**PROBLEM TO SOLVE:**
Each line of the records below that holds "Stage" should be returned.
INPUT FOR THIS TASK section start
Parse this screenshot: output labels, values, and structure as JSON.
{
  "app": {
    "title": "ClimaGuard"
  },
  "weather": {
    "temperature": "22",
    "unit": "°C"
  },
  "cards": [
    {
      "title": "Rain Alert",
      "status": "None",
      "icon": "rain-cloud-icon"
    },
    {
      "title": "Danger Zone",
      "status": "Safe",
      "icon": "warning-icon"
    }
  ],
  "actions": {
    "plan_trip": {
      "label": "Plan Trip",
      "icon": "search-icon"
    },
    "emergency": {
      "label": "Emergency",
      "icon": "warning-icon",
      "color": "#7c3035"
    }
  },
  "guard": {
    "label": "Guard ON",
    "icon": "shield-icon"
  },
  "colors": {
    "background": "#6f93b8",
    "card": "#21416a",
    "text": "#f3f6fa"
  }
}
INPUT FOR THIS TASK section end
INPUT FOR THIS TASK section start
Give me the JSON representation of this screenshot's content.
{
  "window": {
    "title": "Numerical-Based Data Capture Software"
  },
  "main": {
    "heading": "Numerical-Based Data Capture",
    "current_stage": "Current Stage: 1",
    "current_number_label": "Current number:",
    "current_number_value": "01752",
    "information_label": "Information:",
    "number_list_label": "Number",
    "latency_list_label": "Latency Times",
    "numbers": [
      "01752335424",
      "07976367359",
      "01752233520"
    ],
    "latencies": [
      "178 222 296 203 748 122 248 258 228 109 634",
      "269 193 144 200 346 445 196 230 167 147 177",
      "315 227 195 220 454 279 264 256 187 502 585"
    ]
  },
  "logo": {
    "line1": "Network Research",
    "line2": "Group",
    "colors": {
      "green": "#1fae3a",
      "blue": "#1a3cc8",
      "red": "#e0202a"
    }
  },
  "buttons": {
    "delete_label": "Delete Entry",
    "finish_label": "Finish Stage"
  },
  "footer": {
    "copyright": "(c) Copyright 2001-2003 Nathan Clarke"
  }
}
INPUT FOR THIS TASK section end
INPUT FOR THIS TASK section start
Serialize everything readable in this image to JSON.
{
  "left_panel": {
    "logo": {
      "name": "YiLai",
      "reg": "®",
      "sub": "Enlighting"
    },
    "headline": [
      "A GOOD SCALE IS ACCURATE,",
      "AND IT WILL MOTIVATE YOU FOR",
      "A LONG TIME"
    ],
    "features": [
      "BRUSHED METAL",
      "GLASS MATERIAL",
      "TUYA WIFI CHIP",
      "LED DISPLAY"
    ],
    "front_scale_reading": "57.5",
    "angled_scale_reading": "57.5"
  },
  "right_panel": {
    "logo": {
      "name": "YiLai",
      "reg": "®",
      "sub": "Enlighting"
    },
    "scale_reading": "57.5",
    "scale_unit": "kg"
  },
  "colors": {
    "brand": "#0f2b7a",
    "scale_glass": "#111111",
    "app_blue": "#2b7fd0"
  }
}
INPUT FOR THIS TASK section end
**RESULT:**
    "current_stage": "Current Stage: 1",
    "finish_label": "Finish Stage"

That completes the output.